Inter-Entity Communication - an experiment (RFC0441)

IP.com Disclosure Number: IPCOM000003597D
Original Publication Date: 1973-Jan-19
Included in the Prior Art Database: 2000-Sep-13
Document File: 6 page(s) / 12K

Publishing Venue

Internet Society Requests For Comment (RFCs)

Related People

R.D. Bressler: AUTHOR [+2]

Abstract

This note is an attempt to be a status report concerning an experiment based on the desire of users, at their consoles, to converse with one another, and perhaps to get some debugging assistance. The user might ask: "who can I talk to"; "can I show him what I have done", and "can I let him run my program?" Many time sharing systems provide capabilities such as these, within the bounds of their system. Almost all systems have a "WHO" or "SYSTAT", many have commands like "LINK" or "TALK", and some support more esoteric capabilities like controlling another user's program. At the last formal meeting of the Network Working Group, in October of 1971 at MIT, a group got together to talk about these features for Inter Entity Communications (IEC), and how they might be extended to span across Host boundaries.

This text was extracted from a ASCII Text document.
This is the abbreviated version, containing approximately 25% of the total text.

Network Working Group Bob Bressler
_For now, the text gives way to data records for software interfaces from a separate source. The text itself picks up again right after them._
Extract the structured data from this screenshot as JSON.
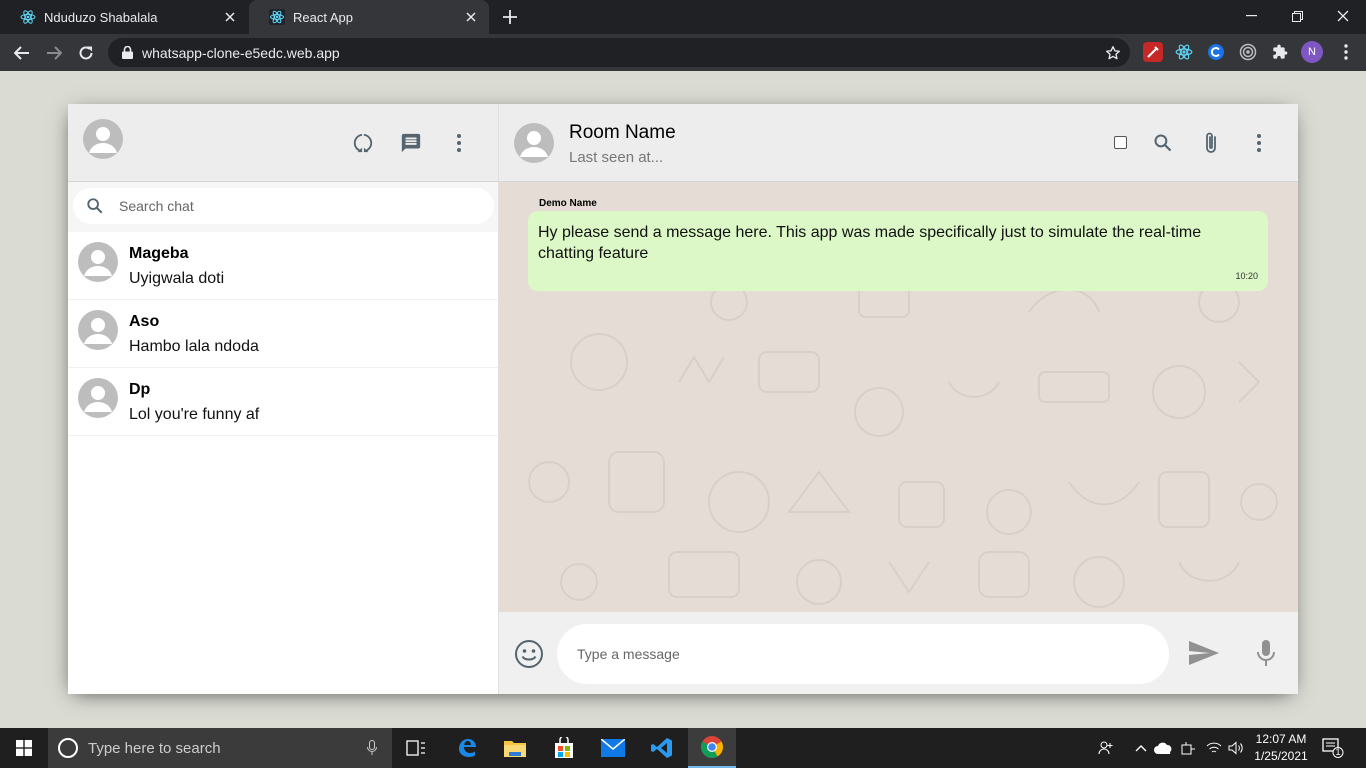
{
  "browser": {
    "tabs": [
      {
        "title": "Nduduzo Shabalala",
        "active": false
      },
      {
        "title": "React App",
        "active": true
      }
    ],
    "url": "whatsapp-clone-e5edc.web.app",
    "profile_initial": "N"
  },
  "sidebar": {
    "search_placeholder": "Search chat",
    "chats": [
      {
        "name": "Mageba",
        "last_message": "Uyigwala doti"
      },
      {
        "name": "Aso",
        "last_message": "Hambo lala ndoda"
      },
      {
        "name": "Dp",
        "last_message": "Lol you're funny af"
      }
    ]
  },
  "chat": {
    "room_name": "Room Name",
    "last_seen": "Last seen at...",
    "messages": [
      {
        "sender": "Demo Name",
        "text": "Hy please send a message here. This app was made specifically just to simulate the real-time chatting feature",
        "time": "10:20"
      }
    ],
    "input_placeholder": "Type a message"
  },
  "taskbar": {
    "search_placeholder": "Type here to search",
    "time": "12:07 AM",
    "date": "1/25/2021",
    "notification_count": "1"
  },
  "colors": {
    "bubble": "#dcf8c6",
    "chat_bg": "#e5ddd5",
    "header_bg": "#ededed",
    "icon_gray": "#919191"
  },
  "icons": [
    "react-icon",
    "close-icon",
    "plus-icon",
    "minimize-icon",
    "restore-icon",
    "back-arrow-icon",
    "forward-arrow-icon",
    "reload-icon",
    "lock-icon",
    "star-icon",
    "avatar-icon",
    "status-ring-icon",
    "new-chat-icon",
    "more-vert-icon",
    "search-icon",
    "attach-icon",
    "emoji-icon",
    "send-icon",
    "mic-icon",
    "windows-icon"
  ]
}
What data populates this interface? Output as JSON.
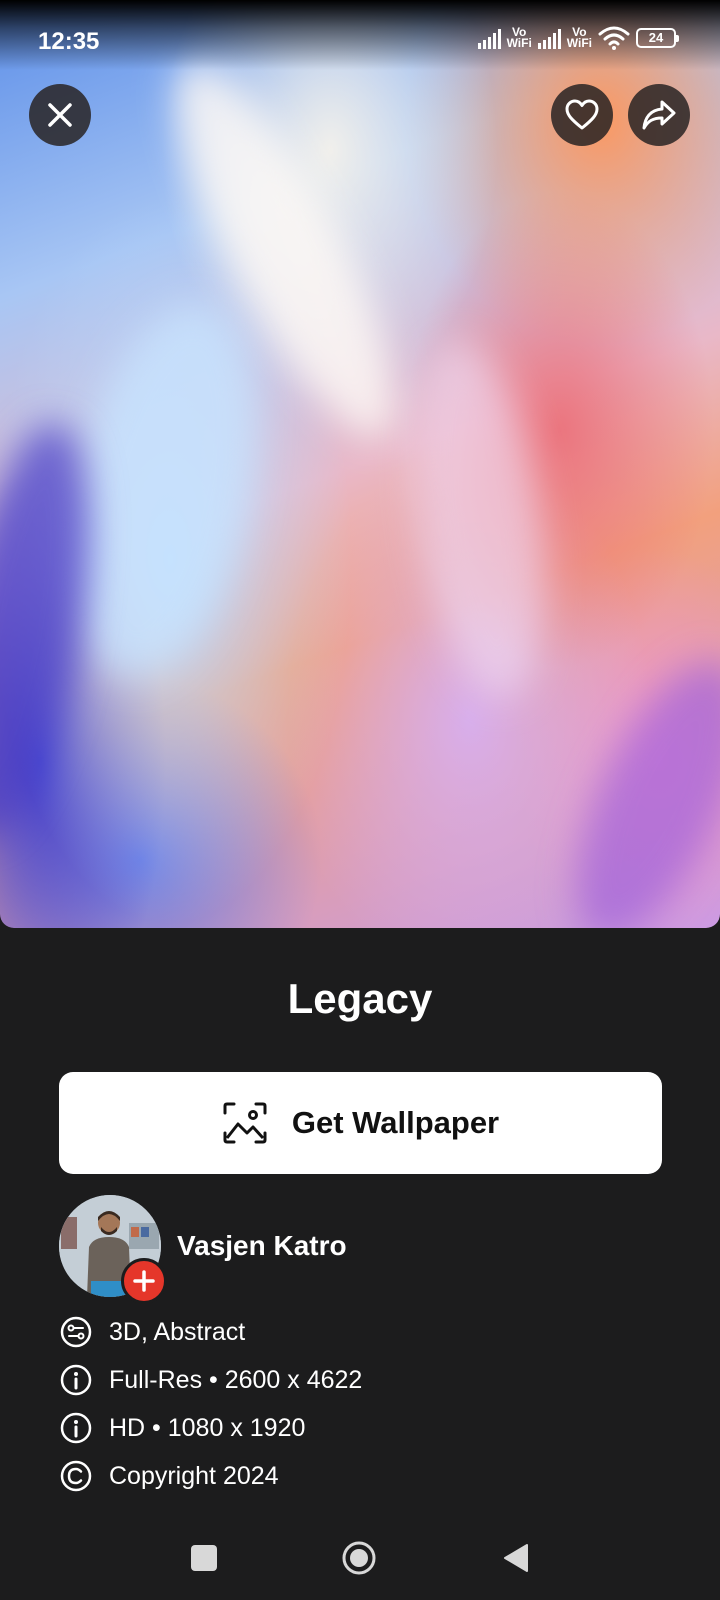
{
  "status_bar": {
    "time": "12:35",
    "network_label": "Vo WiFi",
    "battery": "24"
  },
  "wallpaper": {
    "title": "Legacy",
    "tags": "3D, Abstract",
    "full_res": "Full-Res • 2600 x 4622",
    "hd": "HD • 1080 x 1920",
    "copyright": "Copyright 2024"
  },
  "actions": {
    "get_wallpaper_label": "Get Wallpaper"
  },
  "author": {
    "name": "Vasjen Katro"
  },
  "icons": {
    "close": "close-icon",
    "favorite": "heart-icon",
    "share": "share-icon",
    "get_wallpaper": "image-frame-icon",
    "follow": "plus-icon",
    "tags": "tags-icon",
    "info": "info-icon",
    "copyright": "copyright-icon"
  },
  "colors": {
    "background": "#1c1c1d",
    "button": "#ffffff",
    "follow_badge": "#e5362a"
  }
}
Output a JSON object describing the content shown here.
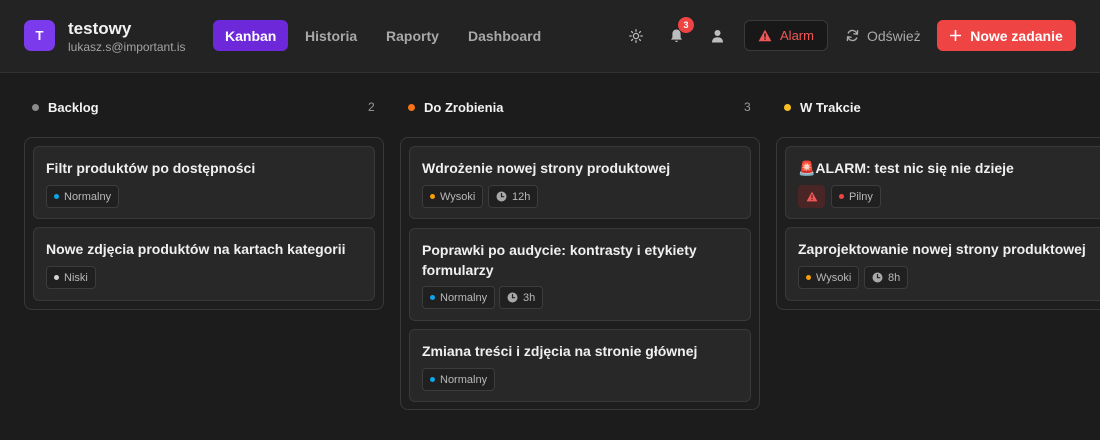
{
  "user": {
    "initial": "T",
    "name": "testowy",
    "email": "lukasz.s@important.is"
  },
  "nav": {
    "tabs": [
      {
        "label": "Kanban",
        "active": true
      },
      {
        "label": "Historia"
      },
      {
        "label": "Raporty"
      },
      {
        "label": "Dashboard"
      }
    ]
  },
  "header": {
    "notification_count": "3",
    "alarm_label": "Alarm",
    "refresh_label": "Odśwież",
    "new_task_label": "Nowe zadanie",
    "icons": [
      "sun-icon",
      "bell-icon",
      "user-icon",
      "warning-icon",
      "refresh-icon",
      "plus-icon"
    ]
  },
  "colors": {
    "accent": "#6d28d9",
    "danger": "#ef4444",
    "backlog": "#8b8b8b",
    "todo": "#f97316",
    "in_progress": "#fbbf24",
    "priority_normal": "#0ea5e9",
    "priority_low": "#d4d4d4",
    "priority_high": "#f59e0b",
    "priority_urgent": "#ef4444"
  },
  "columns": [
    {
      "title": "Backlog",
      "count": "2",
      "cards": [
        {
          "title": "Filtr produktów po dostępności",
          "priority": "Normalny"
        },
        {
          "title": "Nowe zdjęcia produktów na kartach kategorii",
          "priority": "Niski"
        }
      ]
    },
    {
      "title": "Do Zrobienia",
      "count": "3",
      "cards": [
        {
          "title": "Wdrożenie nowej strony produktowej",
          "priority": "Wysoki",
          "estimate": "12h"
        },
        {
          "title": "Poprawki po audycie: kontrasty i etykiety formularzy",
          "priority": "Normalny",
          "estimate": "3h"
        },
        {
          "title": "Zmiana treści i zdjęcia na stronie głównej",
          "priority": "Normalny"
        }
      ]
    },
    {
      "title": "W Trakcie",
      "cards": [
        {
          "title": "🚨ALARM: test nic się nie dzieje",
          "priority": "Pilny"
        },
        {
          "title": "Zaprojektowanie nowej strony produktowej",
          "priority": "Wysoki",
          "estimate": "8h"
        }
      ]
    }
  ]
}
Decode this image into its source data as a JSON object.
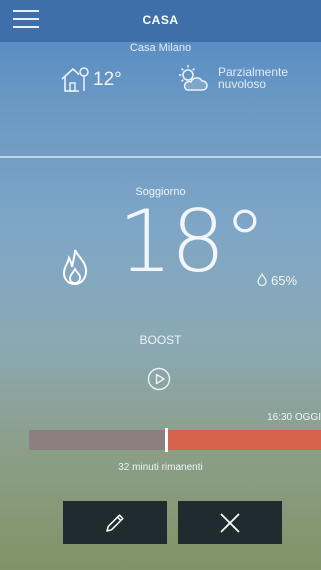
{
  "header": {
    "title": "CASA",
    "menu_icon": "menu-icon"
  },
  "outdoor": {
    "location": "Casa Milano",
    "temperature": "12°",
    "house_icon": "house-thermometer-icon",
    "weather_icon": "partly-cloudy-icon",
    "weather_line1": "Parzialmente",
    "weather_line2": "nuvoloso"
  },
  "room": {
    "name": "Soggiorno",
    "temperature": "18°",
    "humidity": "65%",
    "heating_icon": "flame-icon",
    "humidity_icon": "drop-icon"
  },
  "boost": {
    "label": "BOOST",
    "play_icon": "play-icon",
    "end_time": "16:30 OGGI",
    "progress_fraction": 0.47,
    "remaining_text": "32 minuti rimanenti"
  },
  "actions": {
    "edit_icon": "pencil-icon",
    "cancel_icon": "close-icon"
  },
  "colors": {
    "topbar": "#3e6fa8",
    "progress_remaining": "#d8634c",
    "progress_elapsed": "#8c7f80",
    "button_bg": "#1f2c2f"
  }
}
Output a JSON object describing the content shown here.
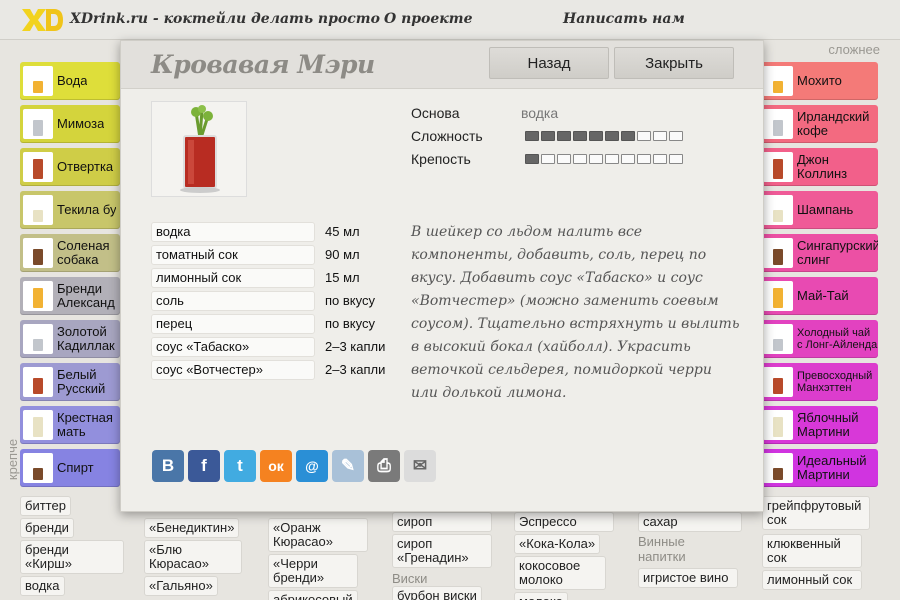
{
  "site": {
    "title": "XDrink.ru - коктейли делать просто",
    "nav": [
      "О проекте",
      "Написать нам"
    ],
    "hint_harder": "сложнее",
    "hint_stronger": "крепче"
  },
  "left_tiles": [
    {
      "label": "Вода",
      "color": "#dede3a"
    },
    {
      "label": "Мимоза",
      "color": "#d4d43c"
    },
    {
      "label": "Отвертка",
      "color": "#cfcd47"
    },
    {
      "label": "Текила бу",
      "color": "#c8c66a"
    },
    {
      "label": "Соленая собака",
      "color": "#c2bf88"
    },
    {
      "label": "Бренди Александ",
      "color": "#b2b0b8"
    },
    {
      "label": "Золотой Кадиллак",
      "color": "#a8a6c0"
    },
    {
      "label": "Белый Русский",
      "color": "#9d9ad2"
    },
    {
      "label": "Крестная мать",
      "color": "#928fdd"
    },
    {
      "label": "Спирт",
      "color": "#8683e2"
    }
  ],
  "right_tiles": [
    {
      "label": "Мохито",
      "color": "#f47a78"
    },
    {
      "label": "Ирландский кофе",
      "color": "#f36a80"
    },
    {
      "label": "Джон Коллинз",
      "color": "#f2608a"
    },
    {
      "label": "Шампань",
      "color": "#ef5a97"
    },
    {
      "label": "Сингапурский слинг",
      "color": "#ec50a4"
    },
    {
      "label": "Май-Тай",
      "color": "#e84ab2"
    },
    {
      "label": "Холодный чай с Лонг-Айленда",
      "color": "#e242c0"
    },
    {
      "label": "Превосходный Манхэттен",
      "color": "#dc3dcd"
    },
    {
      "label": "Яблочный Мартини",
      "color": "#d838d8"
    },
    {
      "label": "Идеальный Мартини",
      "color": "#d034e0"
    }
  ],
  "background_chips": {
    "col1": [
      "биттер",
      "бренди",
      "бренди «Кирш»",
      "водка"
    ],
    "col2": [
      "«Бенедиктин»",
      "«Блю Кюрасао»",
      "«Гальяно»"
    ],
    "col3": [
      "«Оранж Кюрасао»",
      "«Черри бренди»",
      "абрикосовый"
    ],
    "col4": [
      "сироп",
      "сироп «Гренадин»",
      "бурбон виски"
    ],
    "col4_category": "Виски",
    "col5": [
      "Эспрессо",
      "«Кока-Кола»",
      "кокосовое молоко",
      "молоко"
    ],
    "col6": [
      "сахар",
      "игристое вино"
    ],
    "col6_category": "Винные напитки",
    "col7": [
      "грейпфрутовый сок",
      "клюквенный сок",
      "лимонный сок"
    ]
  },
  "modal": {
    "title": "Кровавая Мэри",
    "back_label": "Назад",
    "close_label": "Закрыть",
    "base_label": "Основа",
    "base_value": "водка",
    "difficulty_label": "Сложность",
    "difficulty_level": 7,
    "strength_label": "Крепость",
    "strength_level": 1,
    "meter_segments": 10,
    "ingredients": [
      {
        "name": "водка",
        "amount": "45 мл"
      },
      {
        "name": "томатный сок",
        "amount": "90 мл"
      },
      {
        "name": "лимонный сок",
        "amount": "15 мл"
      },
      {
        "name": "соль",
        "amount": "по вкусу"
      },
      {
        "name": "перец",
        "amount": "по вкусу"
      },
      {
        "name": "соус «Табаско»",
        "amount": "2–3 капли"
      },
      {
        "name": "соус «Вотчестер»",
        "amount": "2–3 капли"
      }
    ],
    "instructions": "В шейкер со льдом налить все компоненты, добавить, соль, перец по вкусу. Добавить соус «Табаско» и соус «Вотчестер» (можно заменить соевым соусом). Тщательно встряхнуть и вылить в высокий бокал (хайболл). Украсить веточкой сельдерея, помидоркой черри или долькой лимона.",
    "share": [
      {
        "name": "vkontakte-icon",
        "glyph": "B",
        "color": "#4a76a8"
      },
      {
        "name": "facebook-icon",
        "glyph": "f",
        "color": "#3b5998"
      },
      {
        "name": "twitter-icon",
        "glyph": "t",
        "color": "#41abe1"
      },
      {
        "name": "odnoklassniki-icon",
        "glyph": "ок",
        "color": "#f58220"
      },
      {
        "name": "mail-agent-icon",
        "glyph": "@",
        "color": "#2a8fd6"
      },
      {
        "name": "livejournal-icon",
        "glyph": "✎",
        "color": "#a9c1d8"
      },
      {
        "name": "print-icon",
        "glyph": "⎙",
        "color": "#7a7a7a"
      },
      {
        "name": "email-icon",
        "glyph": "✉",
        "color": "#dcdcdc"
      }
    ]
  }
}
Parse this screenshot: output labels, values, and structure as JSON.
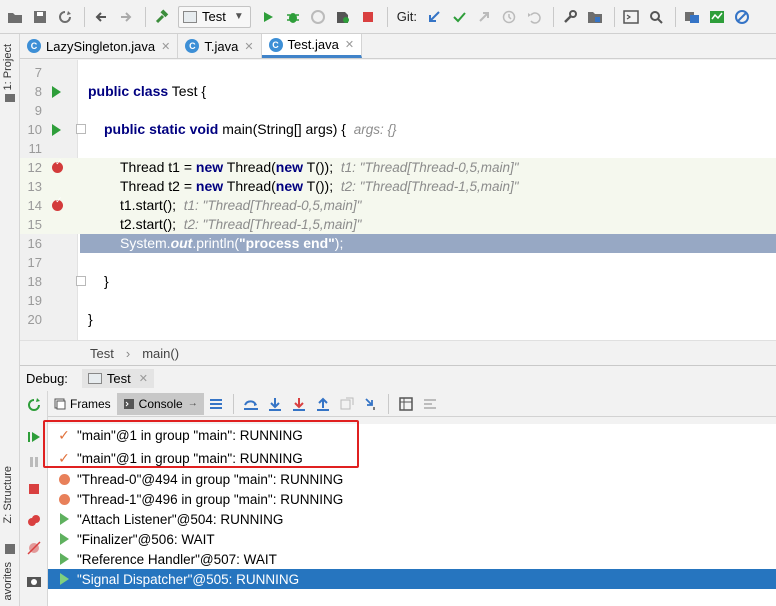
{
  "toolbar": {
    "run_config": "Test",
    "git_label": "Git:"
  },
  "side": {
    "project": "1: Project",
    "structure": "Z: Structure",
    "favorites": "avorites"
  },
  "tabs": [
    {
      "label": "LazySingleton.java"
    },
    {
      "label": "T.java"
    },
    {
      "label": "Test.java"
    }
  ],
  "editor": {
    "line_numbers": [
      "7",
      "8",
      "9",
      "10",
      "11",
      "12",
      "13",
      "14",
      "15",
      "16",
      "17",
      "18",
      "19",
      "20"
    ],
    "l8": {
      "kw": "public class",
      "rest": " Test {"
    },
    "l10": {
      "kw": "public static void",
      "rest": " main(String[] args) {",
      "hint": "args: {}"
    },
    "l12": {
      "pre": "Thread t1 = ",
      "kw1": "new",
      "mid": " Thread(",
      "kw2": "new",
      "post": " T());",
      "hint": "t1: \"Thread[Thread-0,5,main]\""
    },
    "l13": {
      "pre": "Thread t2 = ",
      "kw1": "new",
      "mid": " Thread(",
      "kw2": "new",
      "post": " T());",
      "hint": "t2: \"Thread[Thread-1,5,main]\""
    },
    "l14": {
      "code": "t1.start();",
      "hint": "t1: \"Thread[Thread-0,5,main]\""
    },
    "l15": {
      "code": "t2.start();",
      "hint": "t2: \"Thread[Thread-1,5,main]\""
    },
    "l16": {
      "pre": "System.",
      "out": "out",
      "mid": ".println(",
      "str": "\"process end\"",
      "post": ");"
    },
    "l18": "}",
    "l20": "}"
  },
  "breadcrumb": {
    "cls": "Test",
    "method": "main()"
  },
  "debug": {
    "label": "Debug:",
    "tab": "Test",
    "frames_label": "Frames",
    "console_label": "Console"
  },
  "threads": [
    {
      "icon": "check",
      "text": "\"main\"@1 in group \"main\": RUNNING"
    },
    {
      "icon": "check",
      "text": "\"main\"@1 in group \"main\": RUNNING"
    },
    {
      "icon": "dot",
      "text": "\"Thread-0\"@494 in group \"main\": RUNNING"
    },
    {
      "icon": "dot",
      "text": "\"Thread-1\"@496 in group \"main\": RUNNING"
    },
    {
      "icon": "play",
      "text": "\"Attach Listener\"@504: RUNNING"
    },
    {
      "icon": "play",
      "text": "\"Finalizer\"@506: WAIT"
    },
    {
      "icon": "play",
      "text": "\"Reference Handler\"@507: WAIT"
    },
    {
      "icon": "play",
      "text": "\"Signal Dispatcher\"@505: RUNNING"
    }
  ],
  "colors": {
    "accent": "#2675bf",
    "highlight_box": "#e02020",
    "current_line": "#97a8c4"
  }
}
Request for Comments: 441 Bob Thomas

NIC 13773 January 19, 1973

Inter-Entity Communication - An Experiment

This note is an attempt to be a status report concerning an

experiment based on the desire of users, at their consoles, to

converse with one another, and perhaps to get some debugging

assistance. The user might ask: "who can I talk to"; "can I show him

what I have done", and "can I let him run my program?" Many time

sharing systems provide capabilities such as these, within the bounds

of their system. Almost all systems have a "WHO" or "SYSTAT", many

have commands like "LINK" or "TALK", and some support more esoteric

capabilities like controlling another user's program. At the last

formal meeting of the Network Working Group, in October of 1971 at

MIT, a group got together to talk about these features for Inter

Entity Communications (IEC), and how they might be extended to span

across Host boundaries.

Subsequent development has proceeded in an ad hoc manner. The

general design philosophy paralleled that of TELNET in terms of

having both server and user programs. The server program would

handle commands like "connect to user FOO", "where is user BAR", or

"who is on your system?" An initial implementation of a server and

user was brought up at MIT-DMCG, using a completely arbitrary

protocol. Soon after that, in an effort to increase its usefulness,

the protocol was modified to be compatible with that being used by

the Resource Sharing Executive being developed at BBN-TENEX.

The MIT user program used the concept of "ports" to help identify

character streams entering and leaving an object. A pictorial

diagram follows (FIGURE 1) showing a user teletype, his job and two

consultants with whom he is conversing.

+------+

| USER |

| TTY |

+------+

| |

-------------|---|--------------+

| | | +-------+

+------------------+ | | HOST |

| COMMAND | | | A |

| INTERPRETER | | +-------+

+---+-+-------+-+--+ | |

TTY |_| |_| TTY | |

OUT-PORT ^ | IN-PORT | |

| | | |

| V | +--------------+ |

+-|-+ | |

<----| |IN-PORT |--+

+-|-+ |

| | CONSULTANT |

| | #1 |

+-|-+ |

I.E.C. ---->| |OUT-PORT...